*DIRECTIONS FOR THIS TASK*:
Repeat, exactly and completely, the entries shown underneath.

[Records from a data collection]

───

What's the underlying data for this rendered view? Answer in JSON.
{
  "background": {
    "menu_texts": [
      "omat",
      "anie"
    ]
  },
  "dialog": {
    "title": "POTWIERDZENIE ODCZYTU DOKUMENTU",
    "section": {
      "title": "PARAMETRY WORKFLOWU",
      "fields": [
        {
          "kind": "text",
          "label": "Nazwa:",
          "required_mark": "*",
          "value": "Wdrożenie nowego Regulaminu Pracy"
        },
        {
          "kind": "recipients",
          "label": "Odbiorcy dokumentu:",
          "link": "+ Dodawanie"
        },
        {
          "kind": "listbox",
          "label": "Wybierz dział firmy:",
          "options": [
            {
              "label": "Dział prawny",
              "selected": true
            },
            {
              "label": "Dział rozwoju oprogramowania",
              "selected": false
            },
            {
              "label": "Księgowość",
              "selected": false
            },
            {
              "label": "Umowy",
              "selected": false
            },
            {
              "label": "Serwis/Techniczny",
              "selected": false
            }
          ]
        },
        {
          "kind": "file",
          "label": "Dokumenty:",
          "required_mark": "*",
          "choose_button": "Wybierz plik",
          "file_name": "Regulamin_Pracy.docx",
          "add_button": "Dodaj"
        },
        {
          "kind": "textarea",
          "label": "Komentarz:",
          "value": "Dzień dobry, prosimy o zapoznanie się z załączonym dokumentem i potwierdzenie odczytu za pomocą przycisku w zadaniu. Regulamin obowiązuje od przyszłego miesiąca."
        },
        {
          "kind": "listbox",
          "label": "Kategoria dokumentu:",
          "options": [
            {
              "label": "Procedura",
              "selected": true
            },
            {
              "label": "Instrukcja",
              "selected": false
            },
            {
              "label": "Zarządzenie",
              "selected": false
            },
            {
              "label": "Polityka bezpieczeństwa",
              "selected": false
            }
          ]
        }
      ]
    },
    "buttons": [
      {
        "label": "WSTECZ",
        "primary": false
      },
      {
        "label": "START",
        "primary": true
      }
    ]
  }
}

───

*PROBLEM SOLUTION*:
What's the underlying data for this rendered view? Answer in JSON.
{
  "background": {
    "menu_texts": [
      "omat",
      "anie"
    ]
  },
  "dialog": {
    "title": "POTWIERDZENIE ODCZYTU DOKUMENTU",
    "section": {
      "title": "PARAMETRY WORKFLOWU",
      "fields": [
        {
          "kind": "text",
          "label": "Nazwa:",
          "required_mark": "*",
          "value": "Wdrożenie nowego Regulaminu Pracy"
        },
        {
          "kind": "recipients",
          "label": "Odbiorcy dokumentu:",
          "link": "+ Dodawanie"
        },
        {
          "kind": "listbox",
          "label": "Wybierz dział firmy:",
          "options": [
            {
              "label": "Dział prawny",
              "selected": true
            },
            {
              "label": "Dział rozwoju oprogramowania",
              "selected": false
            },
            {
              "label": "Księgowość",
              "selected": false
            },
            {
              "label": "Umowy",
              "selected": false
            },
            {
              "label": "Serwis/Techniczny",
              "selected": false
            }
          ]
        },
        {
          "kind": "file",
          "label": "Dokumenty:",
          "required_mark": "*",
          "choose_button": "Wybierz plik",
          "file_name": "Regulamin_Pracy.docx",
          "add_button": "Dodaj"
        },
        {
          "kind": "textarea",
          "label": "Komentarz:",
          "value": "Dzień dobry, prosimy o zapoznanie się z załączonym dokumentem i potwierdzenie odczytu za pomocą przycisku w zadaniu. Regulamin obowiązuje od przyszłego miesiąca."
        },
        {
          "kind": "listbox",
          "label": "Kategoria dokumentu:",
          "options": [
            {
              "label": "Procedura",
              "selected": true
            },
            {
              "label": "Instrukcja",
              "selected": false
            },
            {
              "label": "Zarządzenie",
              "selected": false
            },
            {
              "label": "Polityka bezpieczeństwa",
              "selected": false
            }
          ]
        }
      ]
    },
    "buttons": [
      {
        "label": "WSTECZ",
        "primary": false
      },
      {
        "label": "START",
        "primary": true
      }
    ]
  }
}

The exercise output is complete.